- EXERCISE REQUIREMENTS -
Print the entries that appear below, exactly as written and without their pictures.

**** DATA FOR THIS TASK ****

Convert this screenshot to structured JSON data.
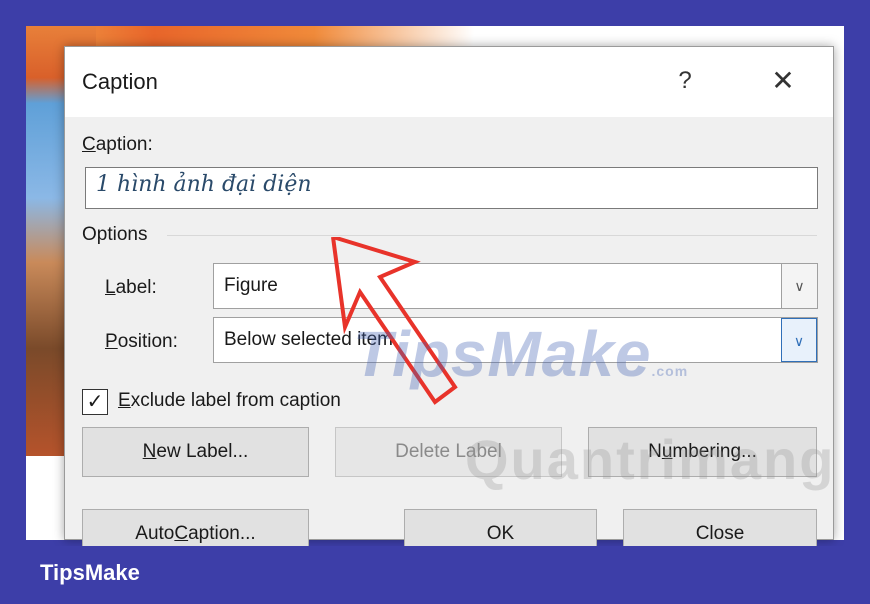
{
  "dialog": {
    "title": "Caption",
    "help_label": "?",
    "close_label": "✕"
  },
  "caption": {
    "label_prefix": "C",
    "label_rest": "aption:",
    "value": "1 hình ảnh đại diện"
  },
  "options": {
    "heading": "Options",
    "label_field": {
      "label_prefix": "L",
      "label_rest": "abel:",
      "value": "Figure"
    },
    "position_field": {
      "label_prefix": "P",
      "label_rest": "osition:",
      "value": "Below selected item"
    },
    "exclude_checkbox": {
      "label_prefix": "E",
      "label_rest": "xclude label from caption",
      "checked": true
    }
  },
  "buttons": {
    "new_label": {
      "prefix": "N",
      "rest": "ew Label..."
    },
    "delete_label": "Delete Label",
    "numbering": {
      "before": "N",
      "underlined": "u",
      "after": "mbering..."
    },
    "autocaption": {
      "before": "Auto",
      "underlined": "C",
      "after": "aption..."
    },
    "ok": "OK",
    "close": "Close"
  },
  "watermarks": {
    "tipsmake": "TipsMake",
    "tipsmake_suffix": ".com",
    "quantrimang": "Quantrimang"
  },
  "brand": "TipsMake",
  "colors": {
    "frame": "#3d3ea8",
    "arrow": "#e8332a",
    "dropdown_focus": "#2f6fb8"
  }
}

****

- EXERCISE RESULT -
Convert this screenshot to structured JSON data.
{
  "dialog": {
    "title": "Caption",
    "help_label": "?",
    "close_label": "✕"
  },
  "caption": {
    "label_prefix": "C",
    "label_rest": "aption:",
    "value": "1 hình ảnh đại diện"
  },
  "options": {
    "heading": "Options",
    "label_field": {
      "label_prefix": "L",
      "label_rest": "abel:",
      "value": "Figure"
    },
    "position_field": {
      "label_prefix": "P",
      "label_rest": "osition:",
      "value": "Below selected item"
    },
    "exclude_checkbox": {
      "label_prefix": "E",
      "label_rest": "xclude label from caption",
      "checked": true
    }
  },
  "buttons": {
    "new_label": {
      "prefix": "N",
      "rest": "ew Label..."
    },
    "delete_label": "Delete Label",
    "numbering": {
      "before": "N",
      "underlined": "u",
      "after": "mbering..."
    },
    "autocaption": {
      "before": "Auto",
      "underlined": "C",
      "after": "aption..."
    },
    "ok": "OK",
    "close": "Close"
  },
  "watermarks": {
    "tipsmake": "TipsMake",
    "tipsmake_suffix": ".com",
    "quantrimang": "Quantrimang"
  },
  "brand": "TipsMake",
  "colors": {
    "frame": "#3d3ea8",
    "arrow": "#e8332a",
    "dropdown_focus": "#2f6fb8"
  }
}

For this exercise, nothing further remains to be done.